Friday, January 11, 2008
Last night at a Meet the Team party for season ticketholders Ted Leonsis made public what many of us already assumed - that Alex had signed a contract extension. What we didn't know was that the length of time was something beyond even our wildest dreams. Thirteen years. Thirteen years of Ovechkin's grins, his goal celebrations, his joyous tackling of teammates. Thirteen more years of his ever-evolving talent, his leadership, and his presence on and off the ice.
There are some - in fact there already have been some - who will sneer at the length or the amount, claim he's not worth the bucks or he's handcuffed himself to a team that can never really fully appreciate the great talent that he is. Ovechkin is insane. The Caps are insane. This is a horrible idea.
...is it? $124 million is a lot of money, yes. 13 years is a long time, absolutely. But the way the contract is designed, it will pay him $9 million a year for the first half (that's only $300,000 more than Crosby gets with his new "hometown discount" contract, by the way) and $10 million in the second half. Anyone thinking that Ovechkin wouldn't be making that kind of money anywhere he goes has underestimated his value severely - it just sounds like a more insane amount because it's over 13 years.
As for that number...the Caps have said time and time again that Ovechkin is the cornerstone, the building block of this team. He is the face of the franchise and we want him to continue to be the face for as long as possible. All this does is remove the burden of having to renegotiate with Alex every few years - it removes the pressure from the team and removes the distraction from Ovechkin.
It's also a statement. A statement by ownership and management that all their rhetoric about wanting to keep Ovechkin and build around him was not just a bunch of words but a true belief in his ability to lead this team to a championship. A statement by Ovechkin that he may like playing in Montreal or Toronto for the hockey atmosphere - but he loves being a Cap. He could have signed a shorter deal and still said he loved being here...maybe somewhere in the, oh, I don't know, five year range? But he didn't. He jumped in with both feet and proclaimed to fans, ownership, and the rest of the league that DC is where he wants to play.

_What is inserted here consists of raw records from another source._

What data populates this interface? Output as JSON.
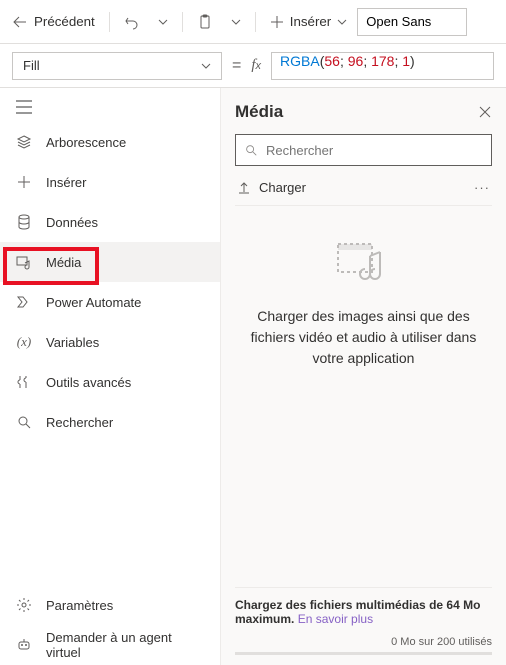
{
  "toolbar": {
    "back_label": "Précédent",
    "insert_label": "Insérer",
    "font_value": "Open Sans"
  },
  "formula": {
    "property": "Fill",
    "value_fn": "RGBA",
    "value_args": "56;  96;  178;  1"
  },
  "sidebar": {
    "items": [
      {
        "label": "Arborescence"
      },
      {
        "label": "Insérer"
      },
      {
        "label": "Données"
      },
      {
        "label": "Média"
      },
      {
        "label": "Power Automate"
      },
      {
        "label": "Variables"
      },
      {
        "label": "Outils avancés"
      },
      {
        "label": "Rechercher"
      }
    ],
    "settings_label": "Paramètres",
    "agent_label": "Demander à un agent virtuel"
  },
  "panel": {
    "title": "Média",
    "search_placeholder": "Rechercher",
    "upload_label": "Charger",
    "empty_text": "Charger des images ainsi que des fichiers vidéo et audio à utiliser dans votre application",
    "footer_text_1": "Chargez des fichiers multimédias de 64 Mo maximum. ",
    "footer_link": "En savoir plus",
    "usage_text": "0 Mo sur 200 utilisés"
  }
}
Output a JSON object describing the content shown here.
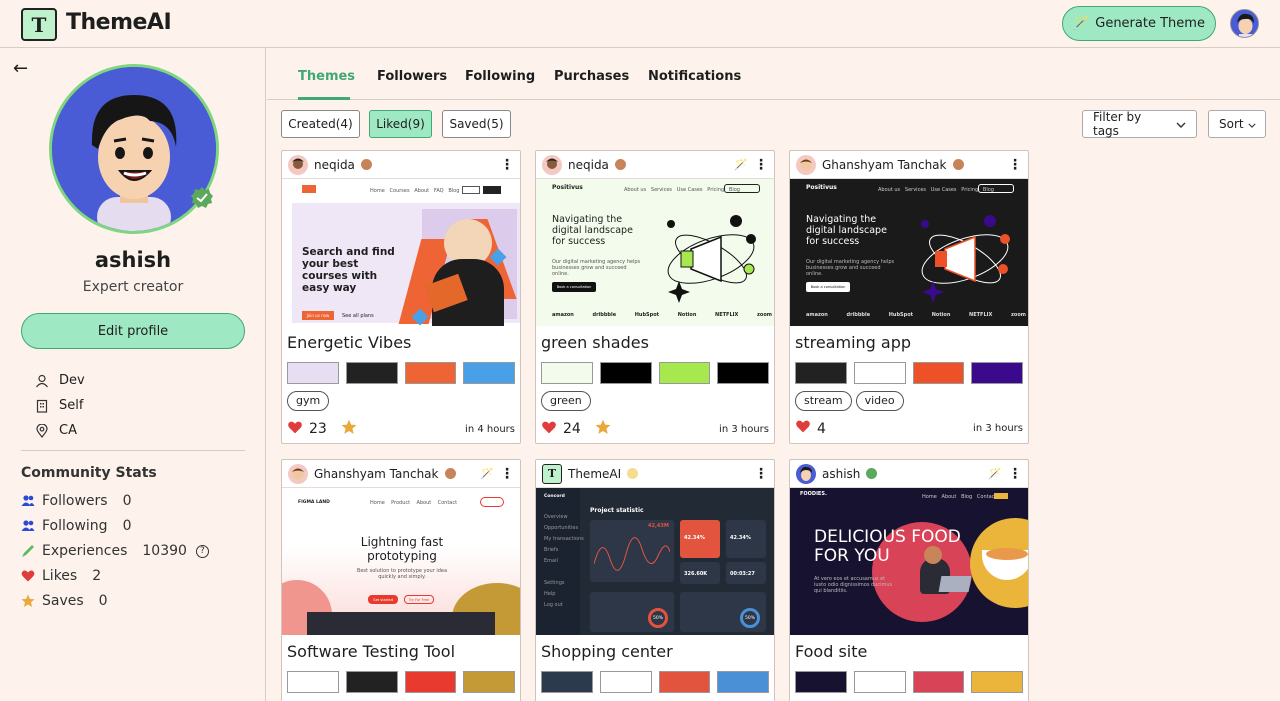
{
  "app": {
    "brand": "ThemeAI",
    "logo_letter": "T",
    "generate_label": "Generate Theme"
  },
  "profile": {
    "name": "ashish",
    "role": "Expert creator",
    "edit_label": "Edit profile",
    "info": [
      "Dev",
      "Self",
      "CA"
    ],
    "stats_title": "Community Stats",
    "stats": [
      {
        "label": "Followers",
        "value": "0",
        "icon": "followers-icon",
        "color": "#2b4bd6"
      },
      {
        "label": "Following",
        "value": "0",
        "icon": "following-icon",
        "color": "#2b4bd6"
      },
      {
        "label": "Experiences",
        "value": "10390",
        "icon": "brush-icon",
        "color": "#5dbb5d"
      },
      {
        "label": "Likes",
        "value": "2",
        "icon": "heart-icon",
        "color": "#e03c3c"
      },
      {
        "label": "Saves",
        "value": "0",
        "icon": "star-icon",
        "color": "#e8a93a"
      }
    ]
  },
  "tabs": [
    "Themes",
    "Followers",
    "Following",
    "Purchases",
    "Notifications"
  ],
  "active_tab": "Themes",
  "filters": {
    "created": "Created(4)",
    "liked": "Liked(9)",
    "saved": "Saved(5)",
    "tags": "Filter by tags",
    "sort": "Sort"
  },
  "cards": [
    {
      "author": "neqida",
      "title": "Energetic Vibes",
      "swatches": [
        "#e8def2",
        "#222222",
        "#ee6434",
        "#4aa0e6"
      ],
      "tags": [
        "gym"
      ],
      "likes": "23",
      "time": "in 4 hours",
      "preview": {
        "headline": "Search and find your best courses with easy way",
        "cta": "Join us now",
        "cta2": "See all plans"
      }
    },
    {
      "author": "neqida",
      "title": "green shades",
      "swatches": [
        "#f3fbec",
        "#000000",
        "#a6e84e",
        "#000000"
      ],
      "tags": [
        "green"
      ],
      "likes": "24",
      "time": "in 3 hours",
      "preview": {
        "brand": "Positivus",
        "headline": "Navigating the digital landscape for success",
        "cta": "Book a consultation",
        "logos": [
          "amazon",
          "dribbble",
          "HubSpot",
          "Notion",
          "NETFLIX",
          "zoom"
        ]
      }
    },
    {
      "author": "Ghanshyam Tanchak",
      "title": "streaming app",
      "swatches": [
        "#222222",
        "#ffffff",
        "#ee5028",
        "#3b0a8c"
      ],
      "tags": [
        "stream",
        "video"
      ],
      "likes": "4",
      "time": "in 3 hours",
      "preview": {
        "brand": "Positivus",
        "headline": "Navigating the digital landscape for success",
        "cta": "Book a consultation",
        "logos": [
          "amazon",
          "dribbble",
          "HubSpot",
          "Notion",
          "NETFLIX",
          "zoom"
        ]
      }
    },
    {
      "author": "Ghanshyam Tanchak",
      "title": "Software Testing Tool",
      "swatches": [
        "#ffffff",
        "#222222",
        "#e83a2e",
        "#c49a36"
      ],
      "tags": [],
      "likes": "",
      "time": "",
      "preview": {
        "brand": "FIGMA LAND",
        "headline": "Lightning fast prototyping",
        "cta": "Get started",
        "cta2": "Try For Free"
      }
    },
    {
      "author": "ThemeAI",
      "title": "Shopping center",
      "swatches": [
        "#2b3a4d",
        "#ffffff",
        "#e2543e",
        "#4a90d6"
      ],
      "tags": [],
      "likes": "",
      "time": "",
      "preview": {
        "brand": "Concord",
        "headline": "Project statistic",
        "stat1": "42,43M",
        "stat2": "42.34%",
        "stat3": "42.34%",
        "stat4": "326.60K",
        "stat5": "00:03:27",
        "p1": "50%",
        "p2": "50%"
      }
    },
    {
      "author": "ashish",
      "title": "Food site",
      "swatches": [
        "#161230",
        "#ffffff",
        "#d94357",
        "#ebb43a"
      ],
      "tags": [],
      "likes": "",
      "time": "",
      "preview": {
        "brand": "FOODIES.",
        "headline": "DELICIOUS FOOD FOR YOU"
      }
    }
  ]
}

There are two arguments likely to crop up in the coming days from those bitter journalists and analysts who hate seeing successful players in anything short of a hockey mecca. It's not hard to predict - we've heard them all before.
The first is that Washington is a horrible hockey town, a place where good players go to fade away from the spotlight and waste their talents on a team going nowhere. I'm not even sure where this stigma came from, but after years of following Washington hockey I can tell you it's not true.

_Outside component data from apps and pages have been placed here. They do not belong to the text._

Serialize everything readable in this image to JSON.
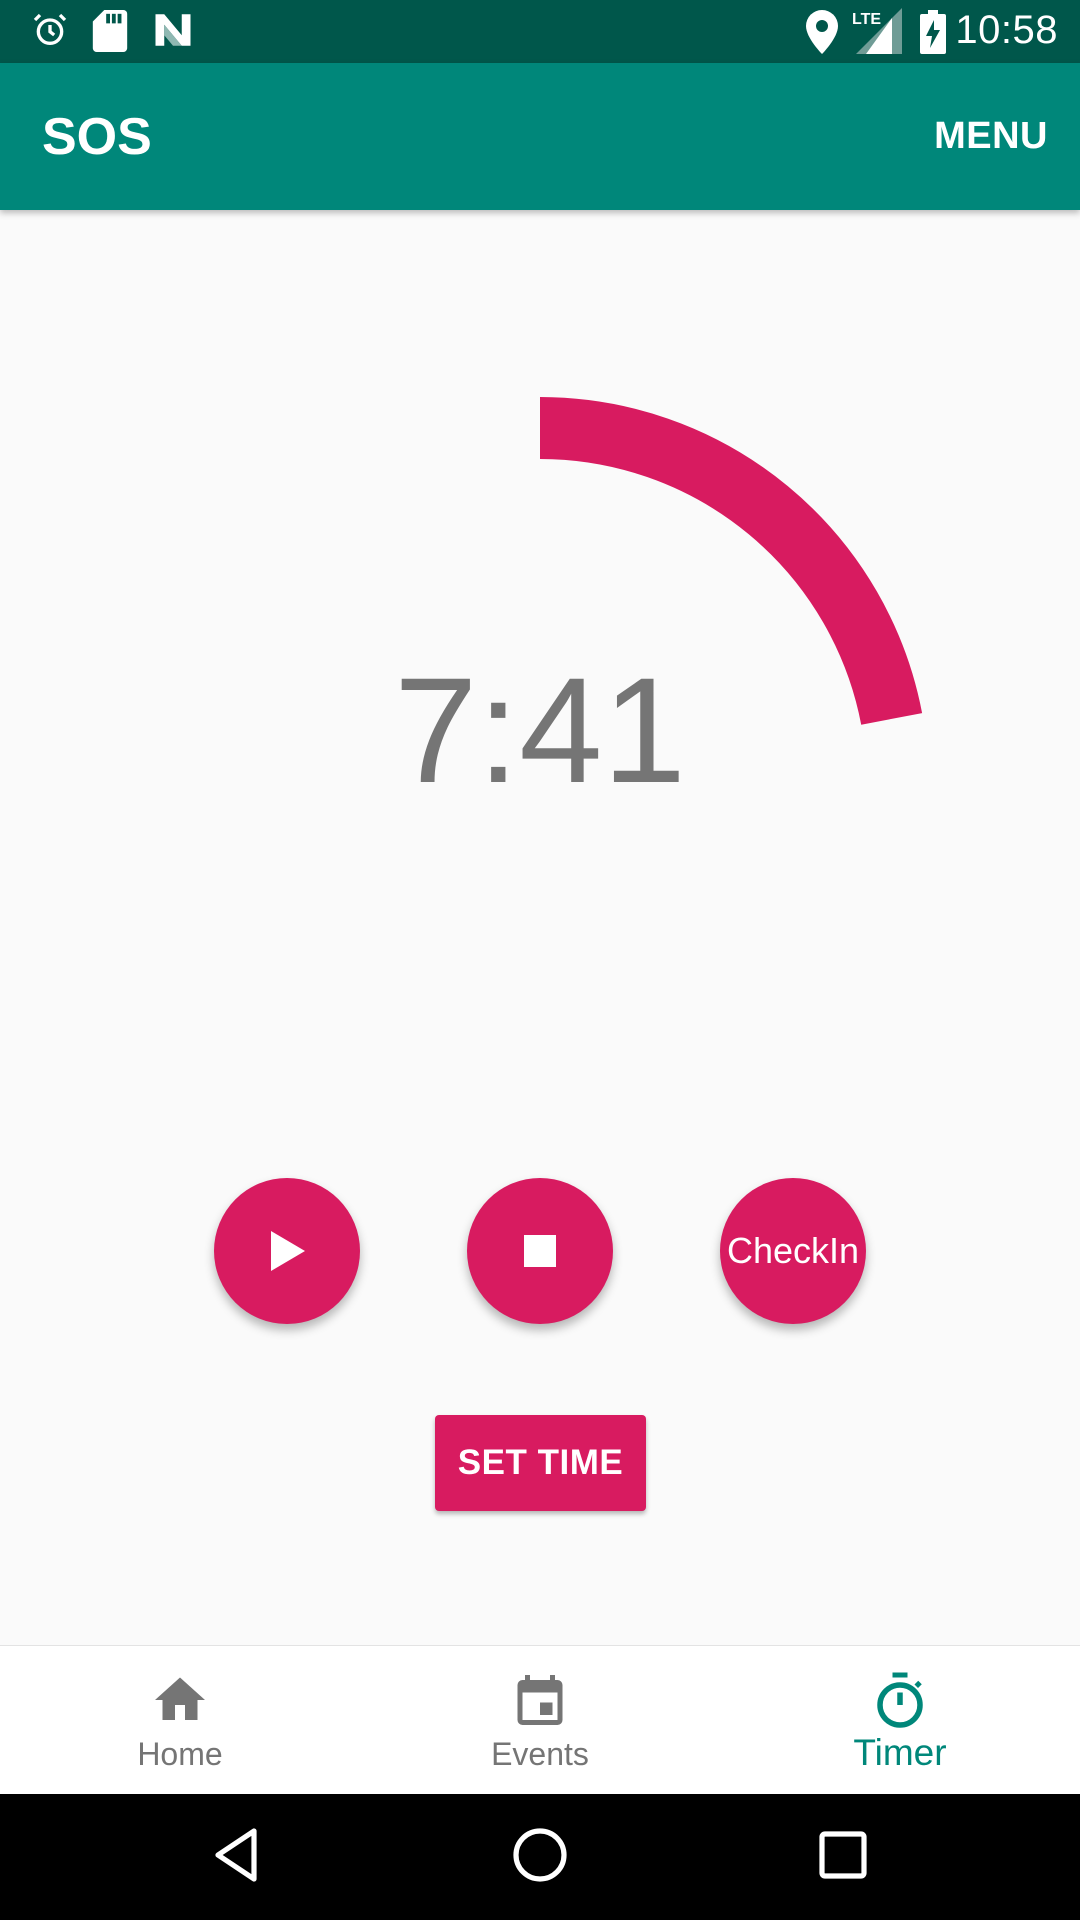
{
  "status_bar": {
    "time": "10:58",
    "network_label": "LTE",
    "icons": [
      "alarm-icon",
      "sd-card-icon",
      "n-notification-icon",
      "location-icon",
      "lte-signal-icon",
      "battery-charging-icon"
    ]
  },
  "app_bar": {
    "title": "SOS",
    "menu_label": "MENU"
  },
  "timer": {
    "display": "7:41",
    "progress_fraction": 0.22,
    "accent_color": "#d81b60"
  },
  "controls": {
    "play_icon": "play-icon",
    "stop_icon": "stop-icon",
    "checkin_label": "CheckIn",
    "set_time_label": "SET TIME"
  },
  "bottom_nav": {
    "items": [
      {
        "label": "Home",
        "icon": "home-icon",
        "active": false
      },
      {
        "label": "Events",
        "icon": "calendar-icon",
        "active": false
      },
      {
        "label": "Timer",
        "icon": "stopwatch-icon",
        "active": true
      }
    ],
    "active_color": "#00877a"
  },
  "system_nav": {
    "buttons": [
      "back-icon",
      "home-circle-icon",
      "recents-icon"
    ]
  },
  "colors": {
    "status_bar": "#00574b",
    "app_bar": "#00877a",
    "accent": "#d81b60",
    "background": "#fafafa"
  }
}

Yes, the excitement has dwindled slightly - but anyone who attended games back in the late 80s, the heyday of the Caps and their consistent playoff appearances, knows that there was once a passion for this team that rivaled the best hockey cities in the league. And anyone who was at the Meet the Team event last night knows that the passion has never really faded away. There's still a buzz of excitement around this team and someone like Ovechkin is helping to fuel it - it may be moving slower than we'd like but it's happening and it's only a matter of time before this team is back in the spotlight where it deserves to be.
Furthermore, in recent years we have seen four or five players give up the chance to play for a so-called "contender" or to earn more money by staying in DC. Alexander Semin, coming off a 38-goal year, signed a two year contract extension to stay here. Kolzig has continually turned down the option of trades or free agency to stay here. Chris Clark, also coming off a career year, chose to ink four more years with the team. Michael Nylander turned down more money to come here. And now Ovechkin has made the biggest statement of all - he never wants to leave.
So on to the second argument. It's too many years, too much money, and the Caps will find themselves burned like they were with Jagr.
I almost don't know how to respond to that except to say that, luckily, Ovechkin is no Jagr. Good ol' JJ showed signs of being a temperamental diva and an underachiever long before he signed that big money longterm deal with the Caps. Ovechkin, on the other hand, never seems to take a shift off. He never phones it in. He hates not scoring but hates losing more; his celebrations when his teammates score is just as big if not bigger than if he had scored the goal himself. The guys so obviously love him just as we all love him - and that makes him worth every penny.
If you haven't seen it yet, take a look at the video from last night of Ted announcing the deal, courtesy of the wonderful people at OnFrozenBlog. Watch the looks on the team's faces; listen to the sound of the crowd. It was an amazing moment and one I'll probably never forget. Check it out: